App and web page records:
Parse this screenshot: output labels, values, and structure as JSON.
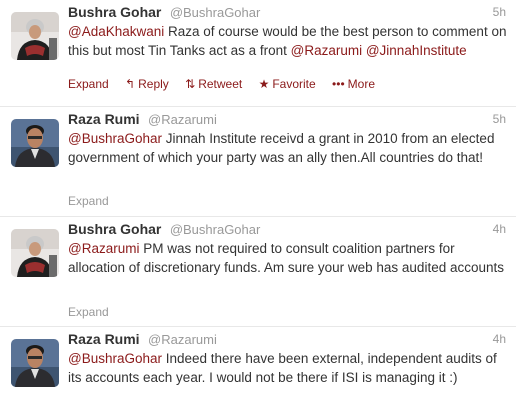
{
  "tweets": [
    {
      "fullname": "Bushra Gohar",
      "username": "@BushraGohar",
      "time": "5h",
      "segments": [
        {
          "type": "mention",
          "text": "@AdaKhakwani"
        },
        {
          "type": "text",
          "text": " Raza of course would be the best person to comment on this but most Tin Tanks act as a front "
        },
        {
          "type": "mention",
          "text": "@Razarumi"
        },
        {
          "type": "text",
          "text": " "
        },
        {
          "type": "mention",
          "text": "@JinnahInstitute"
        }
      ],
      "actions": {
        "expand": "Expand",
        "reply": "Reply",
        "retweet": "Retweet",
        "favorite": "Favorite",
        "more": "More"
      }
    },
    {
      "fullname": "Raza Rumi",
      "username": "@Razarumi",
      "time": "5h",
      "segments": [
        {
          "type": "mention",
          "text": "@BushraGohar"
        },
        {
          "type": "text",
          "text": " Jinnah Institute receivd a grant in 2010 from an elected government of which your party was an ally then.All countries do that!"
        }
      ],
      "actions": {
        "expand": "Expand"
      }
    },
    {
      "fullname": "Bushra Gohar",
      "username": "@BushraGohar",
      "time": "4h",
      "segments": [
        {
          "type": "mention",
          "text": "@Razarumi"
        },
        {
          "type": "text",
          "text": " PM was not required to consult coalition partners for allocation of discretionary funds. Am sure your web has audited accounts"
        }
      ],
      "actions": {
        "expand": "Expand"
      }
    },
    {
      "fullname": "Raza Rumi",
      "username": "@Razarumi",
      "time": "4h",
      "segments": [
        {
          "type": "mention",
          "text": "@BushraGohar"
        },
        {
          "type": "text",
          "text": " Indeed there have been external, independent audits of its accounts each year. I would not be there if ISI is managing it :)"
        }
      ],
      "actions": {}
    }
  ],
  "colors": {
    "mention": "#8b1a1a",
    "muted": "#999999",
    "text": "#333333"
  },
  "icons": {
    "reply": "reply-icon",
    "retweet": "retweet-icon",
    "favorite": "star-icon",
    "more": "more-dots-icon"
  }
}
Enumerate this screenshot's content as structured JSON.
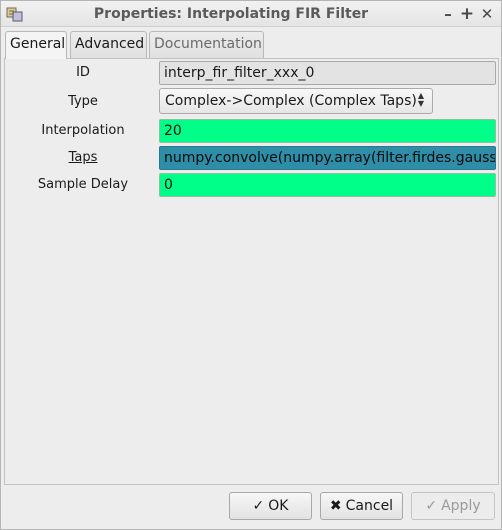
{
  "window": {
    "title": "Properties: Interpolating FIR Filter"
  },
  "tabs": [
    {
      "label": "General",
      "active": true
    },
    {
      "label": "Advanced",
      "active": false
    },
    {
      "label": "Documentation",
      "active": false
    }
  ],
  "form": {
    "id": {
      "label": "ID",
      "value": "interp_fir_filter_xxx_0"
    },
    "type": {
      "label": "Type",
      "selected": "Complex->Complex (Complex Taps)"
    },
    "interpolation": {
      "label": "Interpolation",
      "value": "20"
    },
    "taps": {
      "label": "Taps",
      "value": "numpy.convolve(numpy.array(filter.firdes.gaussia"
    },
    "sample_delay": {
      "label": "Sample Delay",
      "value": "0"
    }
  },
  "buttons": {
    "ok": "OK",
    "cancel": "Cancel",
    "apply": "Apply"
  },
  "colors": {
    "valid_field": "#00ff88",
    "taps_field": "#2e8ea8"
  }
}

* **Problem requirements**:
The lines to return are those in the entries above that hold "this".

* **Solved exercise**:
Parse this screenshot: output labels, values, and structure as JSON.
          "text": " Raza of course would be the best person to comment on this but most Tin Tanks act as a front "
Enumerate this screenshot's content as structured JSON.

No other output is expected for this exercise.